Both 401(k)s and Roth IRAs allow your savings to grow tax-free, but you can’t put your money in any of these accounts if you haven’t put it into an employer-sponsored retirement plan. You can opt to contribute to a traditional or Roth IRA (not to both) each year.
If you plan to contribute to your 401(k) or IRA, be sure to pick a company that offers a match. A payroll deduction that allows you to contribute to a company-sponsored retirement plan is allowed, but it won’t cover part or all of the match, so you’ll have to pay tax on the contribution. You may also want to take advantage of company matching if you have high-deductible health care or other workplace benefits that allow you to pay part of your contribution.
If you don’t have a retirement plan at work, there’s one big difference between 401(k)s and IRAs. Retirement plans give you and your employer an investment allocation of money based on your goals. With an IRA, however, your employer also knows what you’re saving for in retirement. And you can add money to your IRA tax-free after you retire.
Both 401(k)s and Roth IRAs allow you to save money tax-free in a way that’s more tax efficient than a traditional IRA. But Roth IRAs make it possible to invest your savings so that you don’t pay income tax on your contributions until you withdraw them, while a 401(k) or other employer plan limits your contributions and leaves it to your employer to tax your earnings. So for an American who isn’t afraid to work and has a 401(k) or IRA, the decision really boils down to whether you want to stick it to your employer, saving for retirement on your own, or help out a family member in need.

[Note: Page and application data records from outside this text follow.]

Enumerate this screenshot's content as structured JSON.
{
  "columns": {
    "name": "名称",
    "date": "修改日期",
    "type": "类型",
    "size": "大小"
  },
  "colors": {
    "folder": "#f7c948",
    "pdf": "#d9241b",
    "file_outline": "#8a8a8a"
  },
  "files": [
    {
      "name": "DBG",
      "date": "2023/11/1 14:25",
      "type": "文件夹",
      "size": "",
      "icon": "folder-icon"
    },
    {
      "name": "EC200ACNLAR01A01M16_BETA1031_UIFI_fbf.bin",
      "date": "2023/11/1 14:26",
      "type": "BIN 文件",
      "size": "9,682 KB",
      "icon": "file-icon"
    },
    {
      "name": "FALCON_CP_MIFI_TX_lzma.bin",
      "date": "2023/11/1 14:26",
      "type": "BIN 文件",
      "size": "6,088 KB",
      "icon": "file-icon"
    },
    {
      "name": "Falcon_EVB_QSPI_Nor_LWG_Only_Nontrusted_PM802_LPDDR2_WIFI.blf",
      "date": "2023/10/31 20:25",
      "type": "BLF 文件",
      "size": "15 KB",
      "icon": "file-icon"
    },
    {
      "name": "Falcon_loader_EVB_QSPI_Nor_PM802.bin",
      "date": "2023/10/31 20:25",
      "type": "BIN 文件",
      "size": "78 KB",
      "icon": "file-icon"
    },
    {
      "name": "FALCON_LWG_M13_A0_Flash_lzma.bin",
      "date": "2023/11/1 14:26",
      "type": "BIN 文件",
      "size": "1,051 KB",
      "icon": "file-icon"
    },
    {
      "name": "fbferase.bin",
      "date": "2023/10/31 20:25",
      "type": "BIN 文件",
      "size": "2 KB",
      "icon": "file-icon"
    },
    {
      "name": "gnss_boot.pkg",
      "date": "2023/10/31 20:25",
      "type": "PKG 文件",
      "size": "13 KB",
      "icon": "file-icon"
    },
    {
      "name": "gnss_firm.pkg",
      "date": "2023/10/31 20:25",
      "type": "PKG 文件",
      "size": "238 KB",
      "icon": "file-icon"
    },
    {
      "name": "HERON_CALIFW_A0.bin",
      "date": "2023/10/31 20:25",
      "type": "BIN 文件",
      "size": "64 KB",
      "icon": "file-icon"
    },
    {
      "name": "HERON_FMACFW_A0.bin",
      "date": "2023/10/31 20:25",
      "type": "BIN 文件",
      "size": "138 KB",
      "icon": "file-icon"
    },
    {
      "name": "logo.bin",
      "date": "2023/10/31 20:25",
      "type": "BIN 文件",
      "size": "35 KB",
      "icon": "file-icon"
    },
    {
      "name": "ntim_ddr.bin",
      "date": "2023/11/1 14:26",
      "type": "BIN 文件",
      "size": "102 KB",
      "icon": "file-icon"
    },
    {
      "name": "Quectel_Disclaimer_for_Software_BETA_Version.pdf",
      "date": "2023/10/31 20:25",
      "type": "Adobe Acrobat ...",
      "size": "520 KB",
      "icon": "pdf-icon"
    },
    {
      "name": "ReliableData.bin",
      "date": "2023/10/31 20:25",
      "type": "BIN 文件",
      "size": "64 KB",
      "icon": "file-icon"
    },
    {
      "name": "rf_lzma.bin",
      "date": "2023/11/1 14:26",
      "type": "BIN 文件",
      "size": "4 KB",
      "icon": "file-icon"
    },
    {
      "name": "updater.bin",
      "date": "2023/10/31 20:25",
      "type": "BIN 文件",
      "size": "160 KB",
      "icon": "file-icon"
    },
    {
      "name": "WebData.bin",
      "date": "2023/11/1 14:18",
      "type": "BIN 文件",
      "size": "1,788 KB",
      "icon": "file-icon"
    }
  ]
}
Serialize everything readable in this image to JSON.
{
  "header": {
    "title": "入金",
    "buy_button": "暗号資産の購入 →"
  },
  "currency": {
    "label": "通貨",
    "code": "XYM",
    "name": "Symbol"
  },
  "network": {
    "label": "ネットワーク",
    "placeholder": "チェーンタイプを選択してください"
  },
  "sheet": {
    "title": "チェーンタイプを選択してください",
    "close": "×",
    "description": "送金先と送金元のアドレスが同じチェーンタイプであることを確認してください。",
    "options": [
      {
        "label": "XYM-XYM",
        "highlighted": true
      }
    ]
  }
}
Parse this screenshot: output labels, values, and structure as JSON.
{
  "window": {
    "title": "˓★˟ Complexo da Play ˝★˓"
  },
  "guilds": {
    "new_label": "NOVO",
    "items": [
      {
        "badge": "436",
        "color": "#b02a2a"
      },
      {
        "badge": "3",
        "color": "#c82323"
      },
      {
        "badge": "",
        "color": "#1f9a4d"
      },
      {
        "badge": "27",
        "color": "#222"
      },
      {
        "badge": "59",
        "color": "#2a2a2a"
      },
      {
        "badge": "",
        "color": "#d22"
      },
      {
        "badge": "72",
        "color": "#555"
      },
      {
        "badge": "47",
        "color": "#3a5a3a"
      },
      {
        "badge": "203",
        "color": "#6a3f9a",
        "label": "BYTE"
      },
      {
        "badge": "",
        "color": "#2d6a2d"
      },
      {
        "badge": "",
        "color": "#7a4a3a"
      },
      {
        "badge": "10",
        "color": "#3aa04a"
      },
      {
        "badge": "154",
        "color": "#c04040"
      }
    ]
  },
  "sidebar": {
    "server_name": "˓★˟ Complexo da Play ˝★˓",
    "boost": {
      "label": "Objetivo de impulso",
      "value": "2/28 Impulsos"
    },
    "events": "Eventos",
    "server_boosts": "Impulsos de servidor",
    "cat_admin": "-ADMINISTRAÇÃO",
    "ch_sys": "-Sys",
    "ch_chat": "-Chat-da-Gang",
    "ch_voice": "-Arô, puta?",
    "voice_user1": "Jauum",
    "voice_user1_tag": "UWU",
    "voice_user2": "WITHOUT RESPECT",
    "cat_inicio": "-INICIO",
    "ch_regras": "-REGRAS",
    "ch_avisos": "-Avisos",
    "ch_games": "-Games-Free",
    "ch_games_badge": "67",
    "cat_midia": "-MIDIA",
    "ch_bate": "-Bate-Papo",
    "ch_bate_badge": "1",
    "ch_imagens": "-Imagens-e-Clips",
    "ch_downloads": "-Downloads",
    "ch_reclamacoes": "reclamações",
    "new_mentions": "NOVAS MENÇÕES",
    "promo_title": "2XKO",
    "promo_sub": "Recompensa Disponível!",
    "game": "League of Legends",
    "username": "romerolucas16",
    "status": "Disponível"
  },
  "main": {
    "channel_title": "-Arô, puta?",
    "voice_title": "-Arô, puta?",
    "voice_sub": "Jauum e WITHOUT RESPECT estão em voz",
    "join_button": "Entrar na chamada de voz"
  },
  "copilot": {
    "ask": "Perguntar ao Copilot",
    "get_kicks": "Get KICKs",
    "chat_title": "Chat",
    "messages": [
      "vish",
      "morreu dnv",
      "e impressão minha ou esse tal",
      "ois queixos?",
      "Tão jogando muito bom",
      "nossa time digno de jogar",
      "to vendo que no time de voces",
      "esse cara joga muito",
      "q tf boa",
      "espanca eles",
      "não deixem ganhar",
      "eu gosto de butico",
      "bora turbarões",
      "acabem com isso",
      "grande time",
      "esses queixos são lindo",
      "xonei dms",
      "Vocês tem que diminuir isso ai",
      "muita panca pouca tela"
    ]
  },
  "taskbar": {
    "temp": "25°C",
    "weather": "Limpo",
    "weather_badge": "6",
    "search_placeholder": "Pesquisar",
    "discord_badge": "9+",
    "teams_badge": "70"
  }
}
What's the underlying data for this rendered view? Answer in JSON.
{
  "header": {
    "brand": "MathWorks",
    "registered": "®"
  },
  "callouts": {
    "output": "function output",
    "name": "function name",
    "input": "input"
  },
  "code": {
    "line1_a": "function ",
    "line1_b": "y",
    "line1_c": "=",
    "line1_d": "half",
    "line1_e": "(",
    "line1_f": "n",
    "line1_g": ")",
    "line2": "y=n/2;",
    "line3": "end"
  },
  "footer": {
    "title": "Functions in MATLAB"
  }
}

If you’re unsure whether to contribute to a 401(k) or IRA, you can always ask your financial professional for a tax-sheltered 401(k) or IRA, you may also see this page to read a comparison.